After Serbia successfully navigated the coronavirus (COVID-19) pandemic, the war in Ukraine is expected to weigh on the country's economic recovery this year, the International Monetary Fund (IMF) said on March 22 at the end of a staff visit to Serbia.
The IMF plans to revise its growth projections downwards, but noted that it is difficult to forecast the magnitude of the impact at this stage.
The fund warned that the war will affect Serbia “through supply chain disruptions, higher global commodity prices, effects on global financial conditions, confidence, and lower growth of trading partners”.
It also pointed to higher global energy and commodity prices that will fuel inflationary pressure further this year. Inflation already incased to 8.8% in February, but core inflation was just 4.4%.
On the other hand, the IMF said that “Serbia’s medium-term outlook, while uncertain, remains favourable, supported by the authorities’ commitment to structural reforms”.
“Immediate policy priorities are to preserve macro-fiscal and financial stability and mitigate the impact of the ongoing external shock,” said Jan Kees Martijn, who led the visit to Serbia.

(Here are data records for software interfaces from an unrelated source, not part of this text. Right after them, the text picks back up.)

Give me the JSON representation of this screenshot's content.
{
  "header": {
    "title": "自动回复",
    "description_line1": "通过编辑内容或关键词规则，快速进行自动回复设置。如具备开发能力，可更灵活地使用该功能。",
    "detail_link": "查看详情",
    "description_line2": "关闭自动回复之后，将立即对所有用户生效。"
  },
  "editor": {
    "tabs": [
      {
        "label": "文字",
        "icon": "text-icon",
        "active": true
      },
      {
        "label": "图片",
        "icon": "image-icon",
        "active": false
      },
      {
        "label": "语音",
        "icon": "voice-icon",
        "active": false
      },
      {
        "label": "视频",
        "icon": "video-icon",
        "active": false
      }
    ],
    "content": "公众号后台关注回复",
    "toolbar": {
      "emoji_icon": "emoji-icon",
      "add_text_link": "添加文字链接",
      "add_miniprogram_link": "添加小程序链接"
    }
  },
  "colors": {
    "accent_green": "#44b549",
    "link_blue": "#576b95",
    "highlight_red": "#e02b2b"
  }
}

“The authorities appropriately formed a task force to help the affected companies navigate supply chain disruptions. Should economic disruptions warrant further support to the affected groups or activities, including the state-owned enterprises (SOEs) in the energy sector, the additional expenditures should be accommodated by reprioritising the budgeted current and capital spending, within the agreed 3% of GDP fiscal deficit ceiling. Any additional emergency assistance should be temporary and targeted to vulnerable households and viable firms. Financial support to the SOEs should be delivered in a transparent manner.”
In the energy sector, the IMF stressed the need for a “rigorous reform of governance” in the main energy sectors. “The reform momentum should be maintained” for SOEs, the statement said.
Concerning the country’s financial stability, the IMF said that the banking system remains well-capitalised and liquid, and it welcomed the National Bank of Serbia’s quick response to international sanction-related spillovers on the banking system.
IMF staff held discussions with the Serbian authorities on policies to complete the second review under the Policy Coordination Instrument (PCI). “The IMF mission held productive discussions with the authorities and has made important progress towards reaching a staff level agreement on policies needed to complete the second review under the PCI,” said Martijn.